MURSALEVO, BULGARIA – Skeletons of three children believed to have been sacrificed by the Thracians in the sixth century BC have been discovered in one of 20 ritual pits at a site in southwest Bulgaria.
The pits were uncovered during rescue digs by archaeologists from the National Institute and Museum of Archaeology of the Bulgarian Academy of Sciences along the planned route of a new highway. Stones thought to have been used in the sacrificial ritual were also removed from the pit. Other pits contained the remains of food and animal offerings, such as the complete skeleton of a calf that was found with a knife blade.
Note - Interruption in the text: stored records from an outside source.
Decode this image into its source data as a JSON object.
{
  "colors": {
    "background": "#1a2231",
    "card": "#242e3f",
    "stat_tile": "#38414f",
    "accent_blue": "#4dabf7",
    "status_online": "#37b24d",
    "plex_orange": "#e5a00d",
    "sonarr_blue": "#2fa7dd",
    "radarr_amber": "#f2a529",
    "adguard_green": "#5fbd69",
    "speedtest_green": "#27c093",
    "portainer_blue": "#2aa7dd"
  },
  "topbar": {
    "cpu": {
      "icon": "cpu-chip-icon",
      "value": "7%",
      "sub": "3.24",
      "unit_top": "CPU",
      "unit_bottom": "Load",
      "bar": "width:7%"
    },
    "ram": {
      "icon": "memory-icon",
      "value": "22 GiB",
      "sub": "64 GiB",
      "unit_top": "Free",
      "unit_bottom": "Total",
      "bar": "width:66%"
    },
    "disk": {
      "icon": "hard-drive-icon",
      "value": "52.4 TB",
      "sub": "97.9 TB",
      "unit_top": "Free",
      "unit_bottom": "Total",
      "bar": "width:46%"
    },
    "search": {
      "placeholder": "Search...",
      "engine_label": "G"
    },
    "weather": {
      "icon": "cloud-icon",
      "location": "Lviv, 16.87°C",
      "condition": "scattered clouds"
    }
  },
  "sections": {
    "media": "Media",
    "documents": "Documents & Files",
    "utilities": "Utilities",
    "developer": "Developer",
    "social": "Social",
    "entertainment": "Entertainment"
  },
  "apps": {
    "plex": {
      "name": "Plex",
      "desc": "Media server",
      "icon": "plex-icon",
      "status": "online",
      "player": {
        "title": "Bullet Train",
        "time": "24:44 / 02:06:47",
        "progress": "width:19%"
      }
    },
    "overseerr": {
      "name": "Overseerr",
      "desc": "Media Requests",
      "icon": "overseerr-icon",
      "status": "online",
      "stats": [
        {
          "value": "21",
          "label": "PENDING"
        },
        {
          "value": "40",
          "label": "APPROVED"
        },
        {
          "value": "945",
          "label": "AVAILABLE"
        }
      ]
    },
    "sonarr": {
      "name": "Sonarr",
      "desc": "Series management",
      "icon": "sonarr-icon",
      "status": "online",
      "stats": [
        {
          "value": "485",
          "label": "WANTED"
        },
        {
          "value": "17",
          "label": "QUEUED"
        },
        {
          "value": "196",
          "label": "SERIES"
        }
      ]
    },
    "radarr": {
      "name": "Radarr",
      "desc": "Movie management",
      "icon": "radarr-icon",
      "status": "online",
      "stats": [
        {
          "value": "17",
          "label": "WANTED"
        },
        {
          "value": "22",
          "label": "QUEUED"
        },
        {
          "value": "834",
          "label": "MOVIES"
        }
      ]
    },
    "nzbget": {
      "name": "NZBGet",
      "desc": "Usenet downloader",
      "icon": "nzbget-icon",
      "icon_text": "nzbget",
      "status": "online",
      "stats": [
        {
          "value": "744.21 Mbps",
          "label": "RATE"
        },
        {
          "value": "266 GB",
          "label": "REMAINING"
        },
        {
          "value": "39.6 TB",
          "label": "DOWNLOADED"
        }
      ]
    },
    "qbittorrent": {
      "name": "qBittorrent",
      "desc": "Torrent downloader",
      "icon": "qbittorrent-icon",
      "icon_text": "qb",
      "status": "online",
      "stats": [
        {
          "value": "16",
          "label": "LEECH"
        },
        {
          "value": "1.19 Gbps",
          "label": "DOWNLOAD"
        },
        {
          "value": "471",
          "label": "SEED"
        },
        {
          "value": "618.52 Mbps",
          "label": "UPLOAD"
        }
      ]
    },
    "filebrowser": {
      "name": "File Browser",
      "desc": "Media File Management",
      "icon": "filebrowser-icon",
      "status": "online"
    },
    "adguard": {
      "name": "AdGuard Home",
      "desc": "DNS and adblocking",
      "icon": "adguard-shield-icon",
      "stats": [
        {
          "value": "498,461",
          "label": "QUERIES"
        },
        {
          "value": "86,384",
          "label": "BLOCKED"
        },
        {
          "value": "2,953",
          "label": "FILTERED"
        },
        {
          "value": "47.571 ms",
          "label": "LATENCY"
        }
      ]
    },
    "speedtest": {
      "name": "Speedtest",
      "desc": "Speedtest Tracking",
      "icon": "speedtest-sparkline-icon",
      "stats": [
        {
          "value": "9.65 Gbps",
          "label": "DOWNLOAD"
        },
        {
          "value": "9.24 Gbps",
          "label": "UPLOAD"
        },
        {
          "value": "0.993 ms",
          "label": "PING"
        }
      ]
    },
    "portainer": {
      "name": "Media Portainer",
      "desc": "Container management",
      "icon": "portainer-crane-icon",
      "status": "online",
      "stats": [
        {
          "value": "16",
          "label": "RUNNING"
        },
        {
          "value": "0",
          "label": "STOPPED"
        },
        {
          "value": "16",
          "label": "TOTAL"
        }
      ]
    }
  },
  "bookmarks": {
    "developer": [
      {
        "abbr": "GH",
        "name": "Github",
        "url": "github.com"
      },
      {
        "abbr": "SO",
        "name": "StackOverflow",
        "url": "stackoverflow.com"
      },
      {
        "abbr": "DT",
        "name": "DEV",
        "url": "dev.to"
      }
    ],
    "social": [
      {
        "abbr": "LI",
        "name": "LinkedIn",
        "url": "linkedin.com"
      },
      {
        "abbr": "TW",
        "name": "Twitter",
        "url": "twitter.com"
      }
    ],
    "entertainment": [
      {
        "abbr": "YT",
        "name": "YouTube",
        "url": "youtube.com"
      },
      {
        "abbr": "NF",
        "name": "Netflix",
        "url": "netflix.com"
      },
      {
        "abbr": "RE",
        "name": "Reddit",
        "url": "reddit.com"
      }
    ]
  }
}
Archaeologists believe the Thracians honored the site because of the early Neolithic city that once stood there. The 8,000-year-old settlement had three parallel major streets divided by smaller, perpendicular streets. Each section formed by the streets held three or four homes built of plant stalks and clay. Artifacts from the homes include ceramic figurines of a mother goddess, tools, a golden earring, a button and a needle. The city appears to have been deliberately burned, according to Archaeology in Bulgaria.